(Beginning of Records supplied)
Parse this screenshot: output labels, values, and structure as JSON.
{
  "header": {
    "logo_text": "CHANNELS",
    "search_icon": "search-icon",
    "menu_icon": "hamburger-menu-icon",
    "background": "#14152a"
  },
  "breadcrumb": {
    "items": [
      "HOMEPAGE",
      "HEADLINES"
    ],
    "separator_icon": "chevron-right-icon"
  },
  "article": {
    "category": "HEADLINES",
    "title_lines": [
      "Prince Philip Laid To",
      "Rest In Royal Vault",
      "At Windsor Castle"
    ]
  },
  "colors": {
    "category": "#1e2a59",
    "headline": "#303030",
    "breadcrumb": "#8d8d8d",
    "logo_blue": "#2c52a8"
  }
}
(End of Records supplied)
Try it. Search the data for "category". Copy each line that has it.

Answer to this task.
    "category": "HEADLINES",
    "category": "#1e2a59",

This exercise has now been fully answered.